National University




General Course Information for MTH214: Modeling of the Environment

Course: MTH214 - Modeling of the Environment
Textbook: For the correct edition of the textbook assigned to a specific class, go to: http://www.nutextdirect.com

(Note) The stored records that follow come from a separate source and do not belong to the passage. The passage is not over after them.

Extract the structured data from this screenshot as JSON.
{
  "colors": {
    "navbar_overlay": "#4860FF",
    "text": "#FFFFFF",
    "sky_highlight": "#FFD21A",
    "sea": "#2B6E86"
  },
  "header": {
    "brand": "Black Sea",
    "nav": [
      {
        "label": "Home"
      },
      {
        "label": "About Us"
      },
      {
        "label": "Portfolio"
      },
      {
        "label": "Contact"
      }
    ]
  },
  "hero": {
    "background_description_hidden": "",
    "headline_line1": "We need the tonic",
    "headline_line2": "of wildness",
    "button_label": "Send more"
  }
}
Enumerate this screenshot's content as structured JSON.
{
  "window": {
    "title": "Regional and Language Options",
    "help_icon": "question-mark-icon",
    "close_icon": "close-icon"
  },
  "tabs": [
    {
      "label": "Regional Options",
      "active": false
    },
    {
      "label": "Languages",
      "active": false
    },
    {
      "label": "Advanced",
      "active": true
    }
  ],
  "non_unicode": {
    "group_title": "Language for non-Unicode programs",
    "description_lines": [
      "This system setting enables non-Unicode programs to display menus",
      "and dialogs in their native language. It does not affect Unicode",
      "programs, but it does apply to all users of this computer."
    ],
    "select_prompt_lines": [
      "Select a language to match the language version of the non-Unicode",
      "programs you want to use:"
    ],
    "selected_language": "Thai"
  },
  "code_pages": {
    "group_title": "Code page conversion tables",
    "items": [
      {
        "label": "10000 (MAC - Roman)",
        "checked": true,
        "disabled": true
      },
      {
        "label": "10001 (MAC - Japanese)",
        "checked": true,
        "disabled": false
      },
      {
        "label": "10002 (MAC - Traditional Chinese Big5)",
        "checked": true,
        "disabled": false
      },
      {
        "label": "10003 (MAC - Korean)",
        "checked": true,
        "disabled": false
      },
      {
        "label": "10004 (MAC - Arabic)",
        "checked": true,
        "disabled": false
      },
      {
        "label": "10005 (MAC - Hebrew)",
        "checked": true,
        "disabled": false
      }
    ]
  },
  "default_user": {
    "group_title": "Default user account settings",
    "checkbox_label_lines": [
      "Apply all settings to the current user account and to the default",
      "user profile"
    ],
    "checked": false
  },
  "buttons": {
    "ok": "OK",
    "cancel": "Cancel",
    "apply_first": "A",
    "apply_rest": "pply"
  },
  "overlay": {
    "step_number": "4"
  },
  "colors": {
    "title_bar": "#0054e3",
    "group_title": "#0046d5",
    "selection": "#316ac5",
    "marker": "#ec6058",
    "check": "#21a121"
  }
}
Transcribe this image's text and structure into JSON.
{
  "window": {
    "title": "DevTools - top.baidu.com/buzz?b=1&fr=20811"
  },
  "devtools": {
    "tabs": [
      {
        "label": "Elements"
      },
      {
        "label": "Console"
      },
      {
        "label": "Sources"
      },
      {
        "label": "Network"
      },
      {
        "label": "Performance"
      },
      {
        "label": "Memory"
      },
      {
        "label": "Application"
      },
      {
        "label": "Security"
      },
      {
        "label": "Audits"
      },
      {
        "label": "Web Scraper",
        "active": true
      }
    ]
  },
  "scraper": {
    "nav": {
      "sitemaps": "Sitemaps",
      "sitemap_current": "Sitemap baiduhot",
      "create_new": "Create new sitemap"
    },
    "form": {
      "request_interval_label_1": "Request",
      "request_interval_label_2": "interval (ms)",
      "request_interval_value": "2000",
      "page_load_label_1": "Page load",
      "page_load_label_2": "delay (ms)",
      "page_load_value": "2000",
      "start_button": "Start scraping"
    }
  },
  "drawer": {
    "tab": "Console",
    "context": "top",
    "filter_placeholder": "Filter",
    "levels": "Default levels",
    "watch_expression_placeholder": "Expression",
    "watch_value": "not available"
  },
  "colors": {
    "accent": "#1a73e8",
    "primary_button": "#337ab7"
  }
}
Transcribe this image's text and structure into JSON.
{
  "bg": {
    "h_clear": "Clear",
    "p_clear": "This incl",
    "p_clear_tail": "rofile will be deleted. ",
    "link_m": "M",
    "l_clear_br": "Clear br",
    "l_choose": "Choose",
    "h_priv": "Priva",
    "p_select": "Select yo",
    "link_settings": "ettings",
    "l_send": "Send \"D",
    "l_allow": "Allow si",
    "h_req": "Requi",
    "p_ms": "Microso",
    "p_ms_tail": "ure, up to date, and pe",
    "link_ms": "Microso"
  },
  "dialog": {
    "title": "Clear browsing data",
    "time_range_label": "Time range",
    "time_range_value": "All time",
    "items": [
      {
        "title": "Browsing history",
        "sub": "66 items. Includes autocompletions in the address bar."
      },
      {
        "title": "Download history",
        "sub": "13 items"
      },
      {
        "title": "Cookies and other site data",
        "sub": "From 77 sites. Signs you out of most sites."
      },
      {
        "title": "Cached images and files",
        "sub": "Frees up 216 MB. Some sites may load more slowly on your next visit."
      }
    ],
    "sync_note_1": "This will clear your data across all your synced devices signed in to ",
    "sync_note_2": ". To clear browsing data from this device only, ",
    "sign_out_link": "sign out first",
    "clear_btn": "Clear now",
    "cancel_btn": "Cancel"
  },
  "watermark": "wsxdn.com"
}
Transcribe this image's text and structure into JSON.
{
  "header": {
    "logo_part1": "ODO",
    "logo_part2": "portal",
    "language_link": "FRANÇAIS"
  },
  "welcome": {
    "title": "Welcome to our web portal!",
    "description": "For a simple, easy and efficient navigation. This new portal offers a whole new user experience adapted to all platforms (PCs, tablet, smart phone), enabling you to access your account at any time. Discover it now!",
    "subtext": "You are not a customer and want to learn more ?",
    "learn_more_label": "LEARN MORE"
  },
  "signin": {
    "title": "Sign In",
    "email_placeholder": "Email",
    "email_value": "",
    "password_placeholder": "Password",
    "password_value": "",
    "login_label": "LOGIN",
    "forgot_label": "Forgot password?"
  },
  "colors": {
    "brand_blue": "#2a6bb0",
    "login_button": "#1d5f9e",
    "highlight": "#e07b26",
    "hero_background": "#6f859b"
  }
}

Course Prerequisite(s):
Course Description: A course offering a thorough and useful beginning-level understanding of mathematical modeling. Examines diverse applications from the physical, biological, business, social and computer sciences. Discusses the limitations, as well as the capabilities, of models applied in understanding the real world and its inhabitants.
Course Learning Outcomes:
  • Enter data into the computer and plot equations. The student will also determine variable dependency and characterize data.
  • Solve equations on the computer, substitute data points into equations, and manipulate the equations, and manipulate the equations on the screen.
  • Understand the concept of a linear model on the computer to describe appropriate data.
  • Formulate an appropriate linear model to describe carbon dioxide concentration in the atmosphere, global warming and ocean level fluctuations.
  • Formulate an appropriate quadratic model to describe carbon dioxide emissions from autos and power consumption in the U.S. or other appropriate problems.
  • Understand the concept of a quadratic relationship and the difference to other models. The student will be able to develop a quadratic model on a computer to describe appropriate data.
  • Understand the concepts of exponential and logarithmic relationships and their difference from other models.
  • Summarize models to environmental or economic problems such as those connecting carbon dioxide emissions, people and money, models of the gross national product, population growth, and the efficiency of alternative energy sources developed.

Students with Disabilities:
Students seeking special accommodations due to a disability must submit an application with supporting documentation, as explained under this subject heading in the General Catalog. Instructors are required to provide such accommodations if they receive written notification from the University.

Writing Across the Curriculum:
Students are expected to demonstrate writing skills in describing, analyzing and evaluating ideas and experiences. Written reports and research papers must follow specific standards regarding citations of an author's work within the text and references at the end of the paper. Students are encouraged to use the services of the University's Writing Center when preparing materials.

The following website provides information on APA, MLA, and other writing and citation styles that may be required for term papers and the like: http://nu.libguides.com/citations

National University Library:
National University Library supports academic rigor and student academic success by providing access to scholarly books and journals both electronically and in hard copy. Print materials may be accessed at the Library in San Diego or through document delivery for online and regional students. Librarians are available to provide training, reference assistance, and mentoring at the San Diego Library and virtually for online or regional students. Please take advantage of Library resources:

URL: http://www.nu.edu/library.

Contact the Library:

  • RefDesk@nu.edu
  • (858) 541-7900 (direct line)
  • 1-866-NU ACCESS x7900 (toll free)

Use the Library Training Tools (on the Library Homepage) for additional help

  • Recorded class presentations
  • Tutorials & Guides (APA/MLA, Peer-Review, and more)

Plagiarism:
Plagiarism is the presentation of someone else's ideas or work as one's own. Students must give credit for any information that is not either the result of original research or common knowledge. If a student borrows ideas or information from another author, he/she must acknowledge the author in the body of the text and on the reference page. Students found plagiarizing are subject to the penalties outlined in the Policies and Procedures section of the University Catalog, which may include a failing grade for the work in question or for the entire course. The following is one of many websites that provide helpful information concerning plagiarism for both students and faculty: http://www.indiana.edu/~wts/pamphlets/plagiarism.shtml

Ethics:
Ethical behavior in the classroom is required of every student. The course will identify ethical policies and practices relevant to course topics.

Technology:
Students are expected to be competent in using current technology appropriate for this discipline. Such technology may include word processing, spreadsheet, and presentation software. Use of the internet and e-mail may also be required.

Diversity:
Learning to work with and value diversity is essential in every class. Students are expected to exhibit an appreciation for multinational and gender diversity in the classroom.

Civility:
As a diverse community of learners, students must strive to work together in a setting of civility, tolerance, and respect for each other and for the instructor. Rules of classroom behavior (which apply to online as well as onsite courses) include but are not limited to the following:

  • Conflicting opinions among members of a class are to be respected and responded to in a professional manner.
  • Side conversations or other distracting behaviors are not to be engaged in during lectures, class discussions or presentations
  • There are to be no offensive comments, language, or gestures